[TASK MATERIAL]:
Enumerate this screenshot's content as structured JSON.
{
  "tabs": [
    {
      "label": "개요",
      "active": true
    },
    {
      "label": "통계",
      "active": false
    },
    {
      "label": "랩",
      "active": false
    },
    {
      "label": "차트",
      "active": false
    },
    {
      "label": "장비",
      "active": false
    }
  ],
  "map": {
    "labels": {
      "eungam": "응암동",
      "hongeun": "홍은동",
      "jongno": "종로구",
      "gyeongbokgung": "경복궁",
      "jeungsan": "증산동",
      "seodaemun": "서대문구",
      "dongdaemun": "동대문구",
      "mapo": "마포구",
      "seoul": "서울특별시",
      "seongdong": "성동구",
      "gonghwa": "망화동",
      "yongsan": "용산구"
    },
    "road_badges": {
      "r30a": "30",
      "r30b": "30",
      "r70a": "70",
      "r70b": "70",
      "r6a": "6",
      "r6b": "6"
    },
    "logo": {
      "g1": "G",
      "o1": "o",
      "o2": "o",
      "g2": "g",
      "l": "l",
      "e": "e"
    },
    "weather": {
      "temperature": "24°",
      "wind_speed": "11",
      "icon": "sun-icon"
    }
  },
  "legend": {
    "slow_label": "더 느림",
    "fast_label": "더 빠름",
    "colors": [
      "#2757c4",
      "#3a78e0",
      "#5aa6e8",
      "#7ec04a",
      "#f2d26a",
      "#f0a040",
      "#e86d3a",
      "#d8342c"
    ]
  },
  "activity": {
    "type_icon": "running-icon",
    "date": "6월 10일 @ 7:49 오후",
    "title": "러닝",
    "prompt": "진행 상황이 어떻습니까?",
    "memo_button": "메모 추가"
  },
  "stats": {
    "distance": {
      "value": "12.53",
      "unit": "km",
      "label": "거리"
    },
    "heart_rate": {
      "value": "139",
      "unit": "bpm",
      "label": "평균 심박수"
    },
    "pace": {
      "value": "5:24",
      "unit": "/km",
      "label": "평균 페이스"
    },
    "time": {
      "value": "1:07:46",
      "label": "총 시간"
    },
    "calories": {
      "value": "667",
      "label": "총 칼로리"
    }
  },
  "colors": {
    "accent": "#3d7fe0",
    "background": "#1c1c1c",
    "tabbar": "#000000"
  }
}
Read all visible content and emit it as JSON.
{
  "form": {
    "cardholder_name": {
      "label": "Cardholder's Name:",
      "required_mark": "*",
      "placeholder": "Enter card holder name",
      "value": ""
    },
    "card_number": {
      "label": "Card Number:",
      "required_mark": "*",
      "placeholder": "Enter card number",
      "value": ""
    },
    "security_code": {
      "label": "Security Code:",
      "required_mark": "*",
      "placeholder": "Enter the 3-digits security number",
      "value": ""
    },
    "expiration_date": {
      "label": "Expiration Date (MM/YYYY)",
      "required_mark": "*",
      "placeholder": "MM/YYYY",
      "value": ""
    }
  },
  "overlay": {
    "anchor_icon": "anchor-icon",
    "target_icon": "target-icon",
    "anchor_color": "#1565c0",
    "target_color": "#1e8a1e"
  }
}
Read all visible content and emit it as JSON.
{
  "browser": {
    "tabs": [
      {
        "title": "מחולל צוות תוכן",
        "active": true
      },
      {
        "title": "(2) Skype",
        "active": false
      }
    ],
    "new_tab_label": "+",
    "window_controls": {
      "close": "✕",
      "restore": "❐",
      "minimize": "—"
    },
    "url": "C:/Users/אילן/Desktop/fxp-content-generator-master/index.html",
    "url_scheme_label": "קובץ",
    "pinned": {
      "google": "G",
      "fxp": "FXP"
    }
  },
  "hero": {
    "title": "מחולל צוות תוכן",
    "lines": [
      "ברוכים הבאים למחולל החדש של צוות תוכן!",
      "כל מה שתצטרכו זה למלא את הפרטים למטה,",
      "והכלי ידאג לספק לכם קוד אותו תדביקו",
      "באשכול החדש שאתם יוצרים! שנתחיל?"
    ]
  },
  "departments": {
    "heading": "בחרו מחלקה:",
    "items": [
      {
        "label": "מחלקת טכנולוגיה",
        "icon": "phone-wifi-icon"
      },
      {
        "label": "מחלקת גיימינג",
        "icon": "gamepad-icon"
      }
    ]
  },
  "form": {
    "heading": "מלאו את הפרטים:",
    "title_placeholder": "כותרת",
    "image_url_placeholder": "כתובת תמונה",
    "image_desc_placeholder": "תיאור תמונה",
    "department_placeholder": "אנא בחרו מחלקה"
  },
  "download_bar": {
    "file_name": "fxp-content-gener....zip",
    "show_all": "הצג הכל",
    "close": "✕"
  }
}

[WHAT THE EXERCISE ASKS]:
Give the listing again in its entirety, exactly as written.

[EXPECTED ANSWER]:
Enumerate this screenshot's content as structured JSON.
{
  "tabs": [
    {
      "label": "개요",
      "active": true
    },
    {
      "label": "통계",
      "active": false
    },
    {
      "label": "랩",
      "active": false
    },
    {
      "label": "차트",
      "active": false
    },
    {
      "label": "장비",
      "active": false
    }
  ],
  "map": {
    "labels": {
      "eungam": "응암동",
      "hongeun": "홍은동",
      "jongno": "종로구",
      "gyeongbokgung": "경복궁",
      "jeungsan": "증산동",
      "seodaemun": "서대문구",
      "dongdaemun": "동대문구",
      "mapo": "마포구",
      "seoul": "서울특별시",
      "seongdong": "성동구",
      "gonghwa": "망화동",
      "yongsan": "용산구"
    },
    "road_badges": {
      "r30a": "30",
      "r30b": "30",
      "r70a": "70",
      "r70b": "70",
      "r6a": "6",
      "r6b": "6"
    },
    "logo": {
      "g1": "G",
      "o1": "o",
      "o2": "o",
      "g2": "g",
      "l": "l",
      "e": "e"
    },
    "weather": {
      "temperature": "24°",
      "wind_speed": "11",
      "icon": "sun-icon"
    }
  },
  "legend": {
    "slow_label": "더 느림",
    "fast_label": "더 빠름",
    "colors": [
      "#2757c4",
      "#3a78e0",
      "#5aa6e8",
      "#7ec04a",
      "#f2d26a",
      "#f0a040",
      "#e86d3a",
      "#d8342c"
    ]
  },
  "activity": {
    "type_icon": "running-icon",
    "date": "6월 10일 @ 7:49 오후",
    "title": "러닝",
    "prompt": "진행 상황이 어떻습니까?",
    "memo_button": "메모 추가"
  },
  "stats": {
    "distance": {
      "value": "12.53",
      "unit": "km",
      "label": "거리"
    },
    "heart_rate": {
      "value": "139",
      "unit": "bpm",
      "label": "평균 심박수"
    },
    "pace": {
      "value": "5:24",
      "unit": "/km",
      "label": "평균 페이스"
    },
    "time": {
      "value": "1:07:46",
      "label": "총 시간"
    },
    "calories": {
      "value": "667",
      "label": "총 칼로리"
    }
  },
  "colors": {
    "accent": "#3d7fe0",
    "background": "#1c1c1c",
    "tabbar": "#000000"
  }
}
Read all visible content and emit it as JSON.
{
  "form": {
    "cardholder_name": {
      "label": "Cardholder's Name:",
      "required_mark": "*",
      "placeholder": "Enter card holder name",
      "value": ""
    },
    "card_number": {
      "label": "Card Number:",
      "required_mark": "*",
      "placeholder": "Enter card number",
      "value": ""
    },
    "security_code": {
      "label": "Security Code:",
      "required_mark": "*",
      "placeholder": "Enter the 3-digits security number",
      "value": ""
    },
    "expiration_date": {
      "label": "Expiration Date (MM/YYYY)",
      "required_mark": "*",
      "placeholder": "MM/YYYY",
      "value": ""
    }
  },
  "overlay": {
    "anchor_icon": "anchor-icon",
    "target_icon": "target-icon",
    "anchor_color": "#1565c0",
    "target_color": "#1e8a1e"
  }
}
Read all visible content and emit it as JSON.
{
  "browser": {
    "tabs": [
      {
        "title": "מחולל צוות תוכן",
        "active": true
      },
      {
        "title": "(2) Skype",
        "active": false
      }
    ],
    "new_tab_label": "+",
    "window_controls": {
      "close": "✕",
      "restore": "❐",
      "minimize": "—"
    },
    "url": "C:/Users/אילן/Desktop/fxp-content-generator-master/index.html",
    "url_scheme_label": "קובץ",
    "pinned": {
      "google": "G",
      "fxp": "FXP"
    }
  },
  "hero": {
    "title": "מחולל צוות תוכן",
    "lines": [
      "ברוכים הבאים למחולל החדש של צוות תוכן!",
      "כל מה שתצטרכו זה למלא את הפרטים למטה,",
      "והכלי ידאג לספק לכם קוד אותו תדביקו",
      "באשכול החדש שאתם יוצרים! שנתחיל?"
    ]
  },
  "departments": {
    "heading": "בחרו מחלקה:",
    "items": [
      {
        "label": "מחלקת טכנולוגיה",
        "icon": "phone-wifi-icon"
      },
      {
        "label": "מחלקת גיימינג",
        "icon": "gamepad-icon"
      }
    ]
  },
  "form": {
    "heading": "מלאו את הפרטים:",
    "title_placeholder": "כותרת",
    "image_url_placeholder": "כתובת תמונה",
    "image_desc_placeholder": "תיאור תמונה",
    "department_placeholder": "אנא בחרו מחלקה"
  },
  "download_bar": {
    "file_name": "fxp-content-gener....zip",
    "show_all": "הצג הכל",
    "close": "✕"
  }
}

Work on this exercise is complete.